The first boat, named Alakai for "ocean path," is sailing with far less than half its capacity of 866 passengers and 282 cars. That vessel operates daily between the islands of Kauai, Oahu and Maui. [We all know it’s not sailing to Kauai now, mahalo ke Akua.] The sister vessel will offer service between Oahu and the Big Island starting in May 2009, according to the company.
Alakai has been averaging about 300 passengers and 100 vehicles per voyage in the past several weeks, which Hawaii Superferry called a "significant" improvement over its starting numbers.
The article also touches on HSF’s legislative shenanigans:
In April, a preliminary audit found that the state bowed to pressure from Hawaii Superferry when it allowed the company to start operations without the [required environmental] review. The audit is ongoing.
And then it speaks to the military links:
At 113 meters (373 feet) long, the vessel launched Monday is 6 meters (19.8 feet) longer than Alakai, thanks to a ramp Austal added to its stern, making it suitable for military use. Industry watchers have said leasing the vessel to the military is a possibility, though the company said it is sticking by its plan to operate it commercially.
The second Superferry is one of two major projects that has sustained the 1,000-person workforce at Austal over the past several years. The other, a U.S. Navy combat ship, is scheduled to be christened Saturday.
Austal is awaiting word on more military work, including a major contract to build fast ferries for the U.S. Army and Navy.

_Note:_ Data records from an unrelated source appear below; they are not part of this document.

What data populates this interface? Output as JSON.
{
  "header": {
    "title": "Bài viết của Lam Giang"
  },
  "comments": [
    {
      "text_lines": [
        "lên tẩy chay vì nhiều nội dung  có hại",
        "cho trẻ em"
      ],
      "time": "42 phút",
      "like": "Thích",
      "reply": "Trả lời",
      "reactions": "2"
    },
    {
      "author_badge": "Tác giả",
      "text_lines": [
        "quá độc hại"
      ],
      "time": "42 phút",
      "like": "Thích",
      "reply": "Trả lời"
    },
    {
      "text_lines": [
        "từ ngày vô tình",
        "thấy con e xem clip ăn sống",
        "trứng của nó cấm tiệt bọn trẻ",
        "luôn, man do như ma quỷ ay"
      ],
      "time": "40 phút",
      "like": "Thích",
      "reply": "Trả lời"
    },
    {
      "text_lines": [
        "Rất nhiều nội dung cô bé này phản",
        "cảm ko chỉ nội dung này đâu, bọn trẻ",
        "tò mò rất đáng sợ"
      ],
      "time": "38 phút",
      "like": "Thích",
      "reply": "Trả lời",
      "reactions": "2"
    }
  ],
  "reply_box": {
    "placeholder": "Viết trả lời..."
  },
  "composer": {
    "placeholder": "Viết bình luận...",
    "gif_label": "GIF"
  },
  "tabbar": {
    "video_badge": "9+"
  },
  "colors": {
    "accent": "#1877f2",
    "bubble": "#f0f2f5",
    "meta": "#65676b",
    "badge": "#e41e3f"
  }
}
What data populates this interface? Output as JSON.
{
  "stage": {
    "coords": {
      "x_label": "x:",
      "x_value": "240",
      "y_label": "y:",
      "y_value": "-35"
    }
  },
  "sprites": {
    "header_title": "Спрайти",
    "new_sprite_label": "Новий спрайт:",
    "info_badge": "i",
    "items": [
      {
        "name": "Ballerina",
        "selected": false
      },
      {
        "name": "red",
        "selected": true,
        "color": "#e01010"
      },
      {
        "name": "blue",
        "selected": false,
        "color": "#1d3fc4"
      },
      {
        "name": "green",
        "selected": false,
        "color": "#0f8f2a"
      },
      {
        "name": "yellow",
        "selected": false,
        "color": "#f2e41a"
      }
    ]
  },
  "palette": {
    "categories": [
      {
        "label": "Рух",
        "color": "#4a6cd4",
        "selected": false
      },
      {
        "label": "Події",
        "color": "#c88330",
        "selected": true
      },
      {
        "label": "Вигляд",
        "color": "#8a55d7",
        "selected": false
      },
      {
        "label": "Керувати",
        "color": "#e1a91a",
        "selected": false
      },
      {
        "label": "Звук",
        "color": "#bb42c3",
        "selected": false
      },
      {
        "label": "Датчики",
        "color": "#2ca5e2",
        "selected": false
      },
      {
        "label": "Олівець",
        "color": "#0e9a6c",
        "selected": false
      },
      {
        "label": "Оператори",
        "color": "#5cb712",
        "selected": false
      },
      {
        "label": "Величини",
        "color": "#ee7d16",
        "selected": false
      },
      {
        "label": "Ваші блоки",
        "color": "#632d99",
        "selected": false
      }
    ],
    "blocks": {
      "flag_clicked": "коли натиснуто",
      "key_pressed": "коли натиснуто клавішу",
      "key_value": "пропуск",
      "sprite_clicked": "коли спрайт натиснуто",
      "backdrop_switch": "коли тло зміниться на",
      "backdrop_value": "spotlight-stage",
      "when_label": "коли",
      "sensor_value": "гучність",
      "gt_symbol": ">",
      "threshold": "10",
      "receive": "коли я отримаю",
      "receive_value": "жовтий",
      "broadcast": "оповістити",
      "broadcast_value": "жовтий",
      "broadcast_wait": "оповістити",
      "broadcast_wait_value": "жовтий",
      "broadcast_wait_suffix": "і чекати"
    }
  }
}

One can only wonder how long the company will stick by its plan to operate the ferries commercially when it continues to lose money and now plans to add another ship to an already failing enterprise. Maybe HSF funder John Lehman is just waiting to see if his buddy John McCain gets elected, as he'll surely get a better military contract from a friend.
Mahalo to Dick Mayer, the super Superferry watcher, for sending these links.